■ EXERCISE DESCRIPTION
If a line in the listing below contains "true", return that line.

■ DATA FOR THE TASK
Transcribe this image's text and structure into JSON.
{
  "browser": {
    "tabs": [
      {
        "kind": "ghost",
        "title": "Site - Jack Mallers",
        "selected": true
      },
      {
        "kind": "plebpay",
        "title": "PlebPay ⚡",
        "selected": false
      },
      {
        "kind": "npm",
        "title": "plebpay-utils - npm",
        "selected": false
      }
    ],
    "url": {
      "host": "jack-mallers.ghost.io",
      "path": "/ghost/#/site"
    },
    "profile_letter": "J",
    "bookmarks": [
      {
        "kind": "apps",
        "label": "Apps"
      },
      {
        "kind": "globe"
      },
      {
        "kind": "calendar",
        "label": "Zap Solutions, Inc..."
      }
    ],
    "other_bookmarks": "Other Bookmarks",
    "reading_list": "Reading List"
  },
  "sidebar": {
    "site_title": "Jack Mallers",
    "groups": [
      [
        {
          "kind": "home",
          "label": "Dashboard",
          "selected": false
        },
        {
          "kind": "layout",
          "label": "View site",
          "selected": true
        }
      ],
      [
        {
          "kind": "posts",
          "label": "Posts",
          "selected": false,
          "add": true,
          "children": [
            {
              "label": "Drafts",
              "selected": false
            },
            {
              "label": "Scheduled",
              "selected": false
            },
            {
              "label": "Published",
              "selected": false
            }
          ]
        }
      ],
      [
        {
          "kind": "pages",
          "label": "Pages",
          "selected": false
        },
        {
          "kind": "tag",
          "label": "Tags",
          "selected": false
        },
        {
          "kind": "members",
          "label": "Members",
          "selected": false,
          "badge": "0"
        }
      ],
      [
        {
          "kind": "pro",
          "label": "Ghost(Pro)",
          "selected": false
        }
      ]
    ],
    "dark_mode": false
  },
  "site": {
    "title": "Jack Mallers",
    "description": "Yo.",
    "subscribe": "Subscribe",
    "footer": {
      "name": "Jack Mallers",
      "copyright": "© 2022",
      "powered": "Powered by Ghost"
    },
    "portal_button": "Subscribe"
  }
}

■ RESULT OF THE EXERCISE
        "selected": true
          "selected": true
          "add": true,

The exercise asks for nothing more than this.